• _Activity_:
A complete response lists each line of the data below that includes the word "účtu".

### Given information

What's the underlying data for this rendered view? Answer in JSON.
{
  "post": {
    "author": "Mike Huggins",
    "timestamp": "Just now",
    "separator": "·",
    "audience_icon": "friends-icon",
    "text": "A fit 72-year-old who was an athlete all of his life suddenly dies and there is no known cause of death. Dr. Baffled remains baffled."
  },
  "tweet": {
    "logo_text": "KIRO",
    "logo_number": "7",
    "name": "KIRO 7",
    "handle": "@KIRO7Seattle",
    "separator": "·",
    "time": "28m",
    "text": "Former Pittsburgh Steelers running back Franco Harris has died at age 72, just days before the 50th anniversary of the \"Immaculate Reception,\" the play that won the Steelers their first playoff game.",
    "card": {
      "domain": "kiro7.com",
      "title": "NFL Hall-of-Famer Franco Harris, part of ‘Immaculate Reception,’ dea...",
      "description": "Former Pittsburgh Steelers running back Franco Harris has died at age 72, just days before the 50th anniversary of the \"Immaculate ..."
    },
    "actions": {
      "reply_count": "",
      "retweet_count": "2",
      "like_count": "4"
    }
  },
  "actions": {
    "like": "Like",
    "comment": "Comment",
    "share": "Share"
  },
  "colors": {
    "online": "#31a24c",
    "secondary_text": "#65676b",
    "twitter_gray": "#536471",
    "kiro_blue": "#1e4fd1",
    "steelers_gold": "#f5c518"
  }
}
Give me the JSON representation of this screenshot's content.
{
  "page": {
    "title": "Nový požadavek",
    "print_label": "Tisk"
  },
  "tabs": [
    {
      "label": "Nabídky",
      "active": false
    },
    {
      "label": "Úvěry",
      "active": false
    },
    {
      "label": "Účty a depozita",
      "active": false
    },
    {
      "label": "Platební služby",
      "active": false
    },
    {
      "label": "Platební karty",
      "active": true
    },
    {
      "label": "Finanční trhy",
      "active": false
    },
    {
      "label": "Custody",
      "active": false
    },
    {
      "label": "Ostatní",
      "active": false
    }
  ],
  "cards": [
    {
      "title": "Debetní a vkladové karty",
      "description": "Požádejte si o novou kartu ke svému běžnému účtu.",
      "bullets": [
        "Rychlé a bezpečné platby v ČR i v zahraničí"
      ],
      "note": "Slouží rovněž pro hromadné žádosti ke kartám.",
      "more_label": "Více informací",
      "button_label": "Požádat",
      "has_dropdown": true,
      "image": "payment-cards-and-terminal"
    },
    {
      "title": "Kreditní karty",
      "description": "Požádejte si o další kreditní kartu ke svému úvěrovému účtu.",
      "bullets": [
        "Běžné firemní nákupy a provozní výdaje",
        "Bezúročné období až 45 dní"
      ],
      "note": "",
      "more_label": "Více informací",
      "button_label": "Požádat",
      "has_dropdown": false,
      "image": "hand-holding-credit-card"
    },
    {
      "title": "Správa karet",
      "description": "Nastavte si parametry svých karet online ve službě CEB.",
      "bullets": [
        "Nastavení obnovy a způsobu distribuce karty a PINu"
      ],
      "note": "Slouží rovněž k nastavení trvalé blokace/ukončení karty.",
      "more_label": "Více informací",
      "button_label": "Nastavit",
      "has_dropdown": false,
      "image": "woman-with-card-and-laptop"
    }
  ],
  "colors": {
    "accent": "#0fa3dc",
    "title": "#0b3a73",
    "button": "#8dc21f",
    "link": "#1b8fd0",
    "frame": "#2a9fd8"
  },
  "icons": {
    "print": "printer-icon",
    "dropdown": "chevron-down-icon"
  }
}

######
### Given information

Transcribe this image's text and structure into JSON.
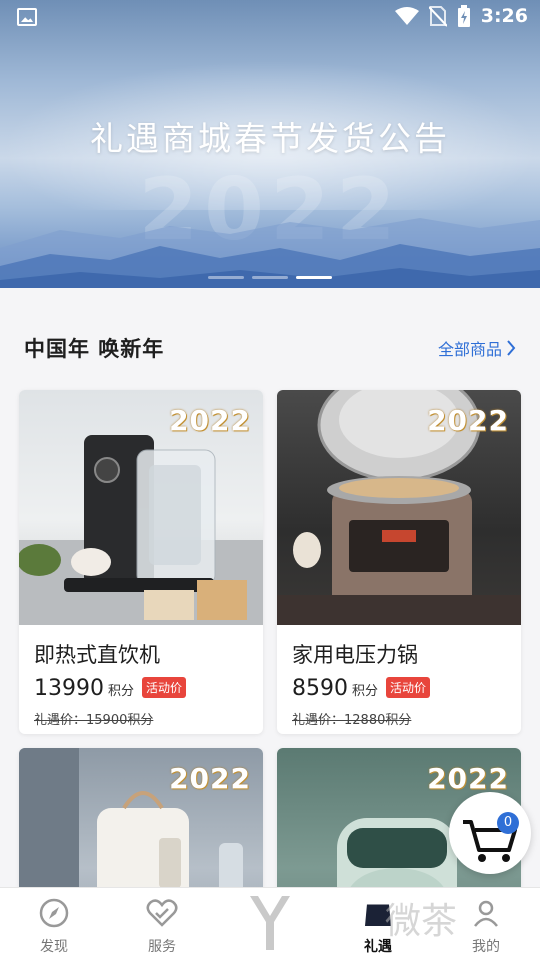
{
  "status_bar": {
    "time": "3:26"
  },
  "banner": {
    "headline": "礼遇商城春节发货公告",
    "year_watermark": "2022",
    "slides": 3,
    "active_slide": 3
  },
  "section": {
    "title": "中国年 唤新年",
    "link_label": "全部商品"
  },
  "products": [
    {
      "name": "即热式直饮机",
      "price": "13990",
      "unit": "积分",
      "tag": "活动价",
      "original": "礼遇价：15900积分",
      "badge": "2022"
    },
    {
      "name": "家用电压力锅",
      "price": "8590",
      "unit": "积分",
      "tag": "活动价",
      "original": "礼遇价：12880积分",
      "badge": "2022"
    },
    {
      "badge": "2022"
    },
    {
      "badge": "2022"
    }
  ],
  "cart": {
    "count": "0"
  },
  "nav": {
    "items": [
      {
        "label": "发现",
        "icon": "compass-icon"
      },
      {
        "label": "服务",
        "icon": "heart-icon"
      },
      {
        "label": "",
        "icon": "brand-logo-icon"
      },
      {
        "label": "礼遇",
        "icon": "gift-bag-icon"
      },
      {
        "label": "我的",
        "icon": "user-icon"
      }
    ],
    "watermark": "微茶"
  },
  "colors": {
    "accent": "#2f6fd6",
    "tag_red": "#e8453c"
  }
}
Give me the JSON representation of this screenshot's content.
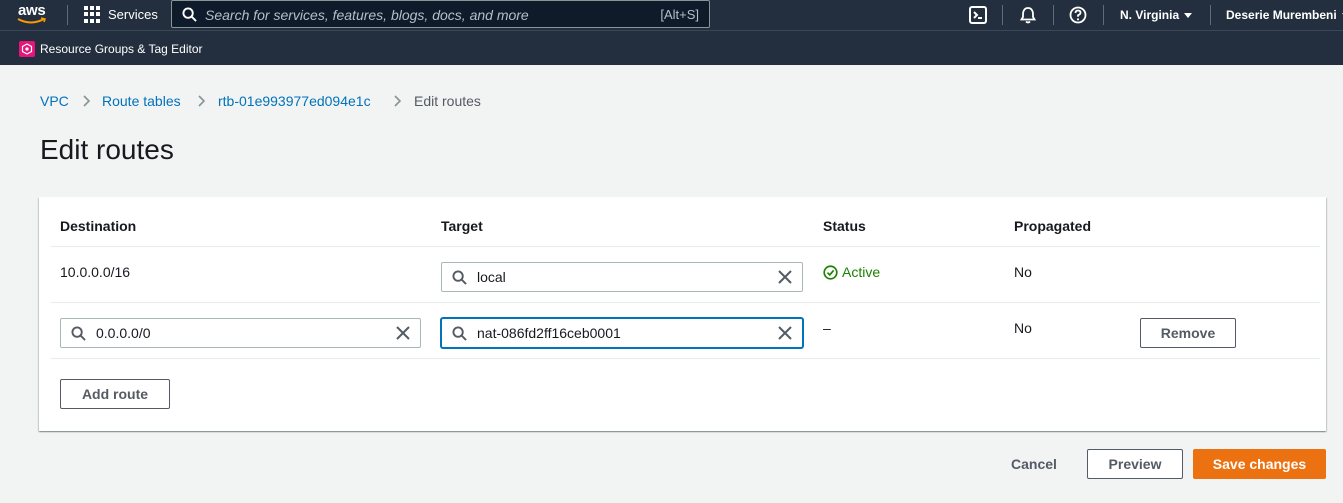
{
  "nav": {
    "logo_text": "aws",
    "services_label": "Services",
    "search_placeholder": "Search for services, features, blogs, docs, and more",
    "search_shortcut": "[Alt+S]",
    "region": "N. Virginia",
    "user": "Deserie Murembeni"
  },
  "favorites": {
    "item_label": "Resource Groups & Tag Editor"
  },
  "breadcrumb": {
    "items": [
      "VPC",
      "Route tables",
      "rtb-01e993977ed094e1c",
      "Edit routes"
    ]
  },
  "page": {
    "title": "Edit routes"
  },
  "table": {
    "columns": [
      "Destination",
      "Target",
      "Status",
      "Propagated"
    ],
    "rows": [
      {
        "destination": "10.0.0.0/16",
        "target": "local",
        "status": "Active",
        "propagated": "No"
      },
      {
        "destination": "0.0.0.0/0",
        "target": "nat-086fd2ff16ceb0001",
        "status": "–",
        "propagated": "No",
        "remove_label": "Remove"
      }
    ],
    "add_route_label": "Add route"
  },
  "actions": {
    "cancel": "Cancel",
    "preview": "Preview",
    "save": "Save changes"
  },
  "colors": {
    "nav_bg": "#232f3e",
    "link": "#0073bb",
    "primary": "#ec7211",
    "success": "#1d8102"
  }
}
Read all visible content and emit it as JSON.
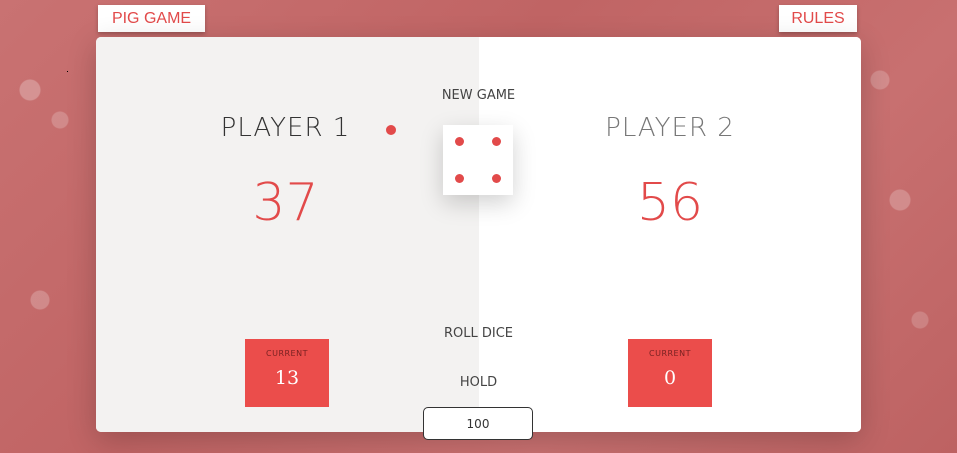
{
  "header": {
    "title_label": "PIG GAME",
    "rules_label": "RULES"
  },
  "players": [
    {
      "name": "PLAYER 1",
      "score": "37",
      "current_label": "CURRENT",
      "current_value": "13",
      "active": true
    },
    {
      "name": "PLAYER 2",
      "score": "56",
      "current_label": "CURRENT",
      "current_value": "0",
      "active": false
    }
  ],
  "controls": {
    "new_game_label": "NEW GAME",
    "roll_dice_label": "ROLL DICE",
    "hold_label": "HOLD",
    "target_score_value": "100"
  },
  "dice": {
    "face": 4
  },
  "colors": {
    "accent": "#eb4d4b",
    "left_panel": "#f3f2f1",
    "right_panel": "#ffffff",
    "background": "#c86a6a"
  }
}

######

• _Reply to the task_:
      "description": "Požádejte si o novou kartu ke svému běžnému účtu.",
      "description": "Požádejte si o další kreditní kartu ke svému úvěrovému účtu.",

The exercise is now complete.